<; an it be denied that those books present more and greater difficulties , even of style , than the records of the g « s » pel . But are the difficulties insurmountable ? Ought they not to animate rather than check our diligence ? n the concerns of the world , in the
pursuit of some favourite end of wealth , or pleasure , or outward distinction , 3 d studies and inquiries that are merely secular , do we permit ourselves to be so soon and easily deterred ? Do we then refuse to labour
with a zeal that carries us through every obstacle ? Let us not give cause of Its being supposed , that our judgment and our feelings can be attracted more readily by any thing than )> y religion : to every division of the Sacred Volume let us consecrate a due regard , in order that our faith may "e stable , and have a sovereign influence over our characters and lives . With these views of the eminent yalue of the books of the former eo' enant , ami of an accurate knowledge
of whatever concerns the singular people to whom they were committed , we hail the appearance of the present work in an English dress . . There are literary undertakings , the arduousness and benefit of which men
do not correctly estimate . One of these employments , is translation : to excel in it , requires attainments and qualifications that we rarely see in a single individual ; and this task , laborious , delicate and useful , as we must confess it to be , is commonly intrusted
to inferior pens , or , though placed in the hands of scholars , is too often performed in a slovenly and careless manner . The history of English translations , will evince the accuracy of these remarks : to which , nevertheless ,
it furnishes some honourable exceptions . Among the successful efforts in this department of literature , which our own times and country have witnessed , none can fairly claim a higher rank than belongs to the version now coming under our review .
In an Essay , * characterised by elegance and discrimination , some admirable general rules have been given for judging of the merits of a translation : it is shewn that the translation
should be a complete transcript of the ideas of the original work , that the style and manner of writing * should correspond with that of the original , and that tlie translation should have
alL the ease of original composition . Under each of these general laws are comprehended many subsidiary precepts : nor is it an ordinary degree of intelligence and talent , that can fulfil these several requisitions . The editor and translator of FIdon ' s
Pilgrimage , & : e , evidently possesses an intimate acquaintance with his author ' s native language , and with his own . Accordingly , he is literaland faithful , without being servile , and proves his ability of retaining the

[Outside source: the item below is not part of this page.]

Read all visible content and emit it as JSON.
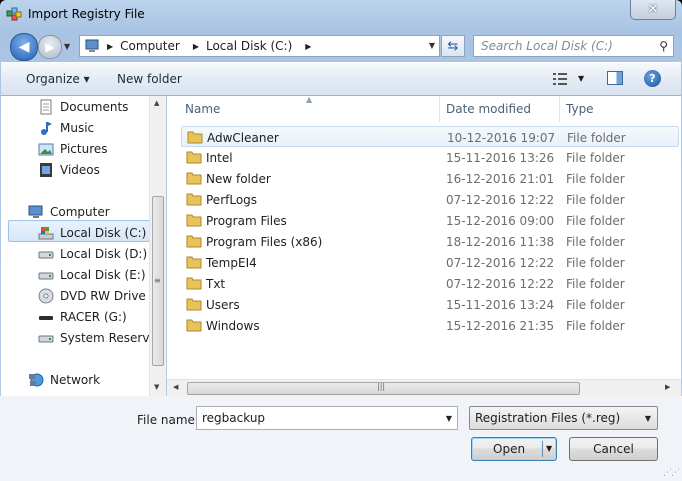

* " On the Principles oi Translation . " [ London , 3791 . ] We believe that an enlarged edition of this performance appeared subsequently , and that tfre author was the lute Lord Wddd'hbuselee [ A- F . Tytlerl .
Monthly Repository (1806-1838) and Unitarian Chronicle (1832-1833), June 2, 1826, page 351, in the Nineteenth-Century Serials Edition (2008; 2018) ncse.ac.uk/periodicals/mruc/issues/vm2-ncseproduct2549/page/35/